Why Sexual Desire Is Morally Wrong

The great philosopher Immanuel Kant who lived during the 18th Century felt that the tendency of humans was to be evil. Specifically he believed that human beings were prone to do the things we desire to do rather than the things we should do. In essence, we really want to give in to the siren songs of our desires. Kant saw morality as the force that is supposed to close the gap between what we want to do and what we should do. 

Connecting Desire and Sex

After desire pops into the picture, sex is always close by. Kant was quick to point out the strong power that comes from sexual urges and the ability they have to prevent us from doing the proper things. He believe that sex was especially morally condemnable, as feelings of lust focus strictly on the body, and not the minds of the ones we desire sexually – thus, they are reduced to mere objects. And it will cause us to view these objects of our longings as merely things. Thus, these objects are reduced to being tools of our selfish gratification.

Reducing People to Objects

In can mean several things whenever we treating people as objects. This includes when we beat them, when we verbally abuse them, and when we violate them. However, there even less violent ways that we can objectify others. For instance, we could choose to treat another person as simply a way to fulfill our own perverted sexual pleasures, thus we are satisfying our lust upon that person. And the fact that this other individual consents will not necessarily eliminate this objectification since two people can mutually agree to use each other purely sexual pleasure.

But many people believe that we are using one another every day under these criteria. Since most of us are providing services to others as we work our jobs – aren’t those who are receiving the services objectifying us? Under the Kant beliefs and philosophies, there types of relationships are not really provoking the exact same moral qualms. It is believed that either are not involving objectification, or these objectifications are neutered somehow.

Kant felt that scenarios like this were not a real problem. He has drawn a distinction between merely using someone – which is the very basis of objectification – and instances that rise about mere use.

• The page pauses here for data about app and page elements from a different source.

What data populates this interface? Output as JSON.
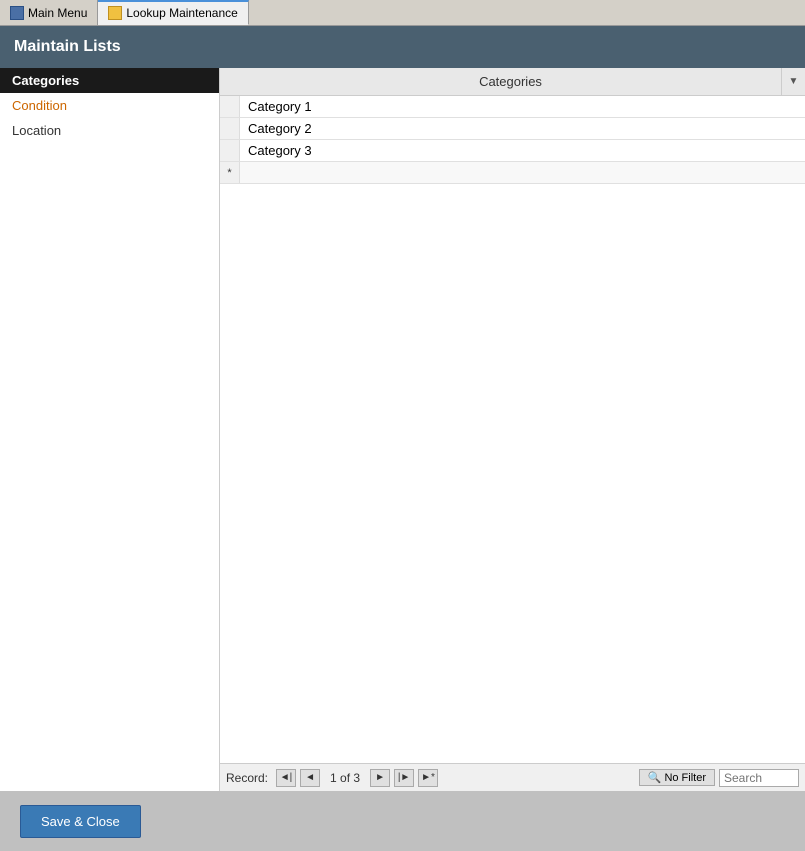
{
  "tabs": [
    {
      "id": "main-menu",
      "label": "Main Menu",
      "icon": "main-icon",
      "active": false
    },
    {
      "id": "lookup-maintenance",
      "label": "Lookup Maintenance",
      "icon": "lookup-icon",
      "active": true
    }
  ],
  "title": "Maintain Lists",
  "sidebar": {
    "items": [
      {
        "id": "categories",
        "label": "Categories",
        "selected": true,
        "style": "selected"
      },
      {
        "id": "condition",
        "label": "Condition",
        "selected": false,
        "style": "condition"
      },
      {
        "id": "location",
        "label": "Location",
        "selected": false,
        "style": "location"
      }
    ]
  },
  "grid": {
    "column_header": "Categories",
    "rows": [
      {
        "id": 1,
        "value": "Category 1"
      },
      {
        "id": 2,
        "value": "Category 2"
      },
      {
        "id": 3,
        "value": "Category 3"
      }
    ],
    "new_row_marker": "*"
  },
  "footer": {
    "record_label": "Record:",
    "current_record": "1",
    "total_records": "3",
    "record_display": "1 of 3",
    "no_filter_label": "No Filter",
    "search_placeholder": "Search"
  },
  "buttons": {
    "save_close": "Save & Close"
  },
  "nav": {
    "first": "◄",
    "prev": "◄",
    "next": "►",
    "last": "►",
    "last_new": "►*"
  }
}
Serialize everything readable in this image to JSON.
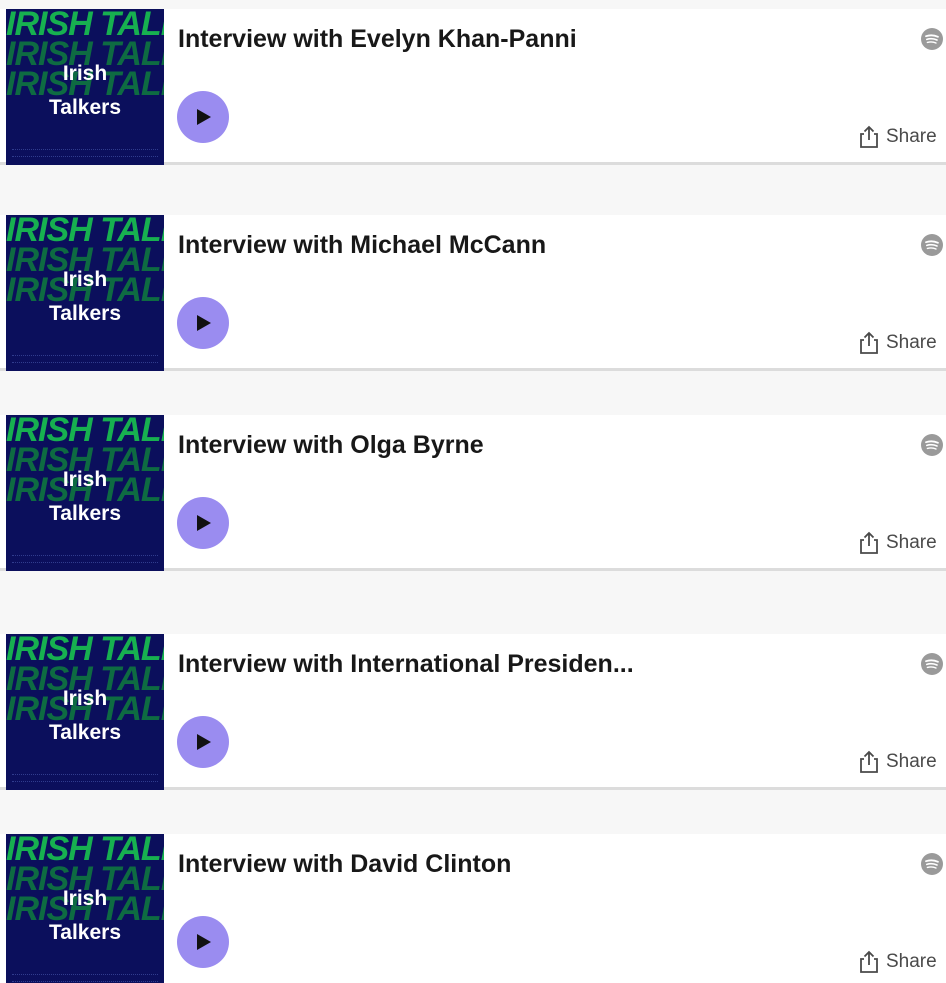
{
  "podcast": {
    "cover_title_line1": "Irish",
    "cover_title_line2": "Talkers",
    "cover_background_text": "IRISH TALKERS",
    "cover_bg_color": "#0b0f5c",
    "cover_accent_color": "#19c24f"
  },
  "player": {
    "play_button_color": "#9a8cf0",
    "share_label": "Share",
    "share_icon": "share-icon",
    "spotify_icon": "spotify-icon"
  },
  "episodes": [
    {
      "title": "Interview with Evelyn Khan-Panni"
    },
    {
      "title": "Interview with Michael McCann"
    },
    {
      "title": "Interview with Olga Byrne"
    },
    {
      "title": "Interview with International Presiden..."
    },
    {
      "title": "Interview with David Clinton"
    }
  ]
}
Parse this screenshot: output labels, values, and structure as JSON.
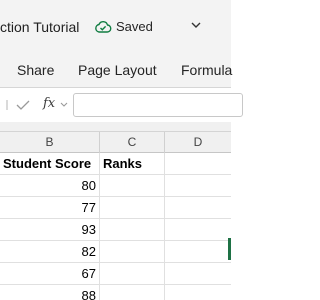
{
  "titlebar": {
    "doc_title": "ction Tutorial",
    "saved_label": "Saved"
  },
  "ribbon": {
    "tabs": [
      "Share",
      "Page Layout",
      "Formula"
    ]
  },
  "formula_bar": {
    "fx_label": "fx",
    "value": ""
  },
  "grid": {
    "columns": [
      "B",
      "C",
      "D"
    ],
    "header_row": [
      "Student Score",
      "Ranks",
      ""
    ],
    "scores": [
      "80",
      "77",
      "93",
      "82",
      "67",
      "88"
    ]
  },
  "colors": {
    "accent_green": "#1e7145",
    "saved_icon": "#107c41"
  }
}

Even though we employ others to do jobs for us, and we accept payments for the work we do, this is not treating the other person as merely a tool; we are still recognizing the humanity of that person.  

Sex is viewed differently. If I employ a carpenter to build cabinets, according to Kant, I desire his talent. But whenever I desire another person sexually, I am desiring their body and not their talents or their intellectual capabilities, even though these could actually intensify the feelings of desire. Whenever we desire the body of another, we are often focusing on the parts of their body during sex: their buttocks, their penis, their clitoris, their thighs, their lips, etc. And the things we might desire to do with these body parts may differ from one person to the next.

Some may prefer to fondle them with their hands, others may want to so with their lips, others might want to use their tongues; and others may just want to look.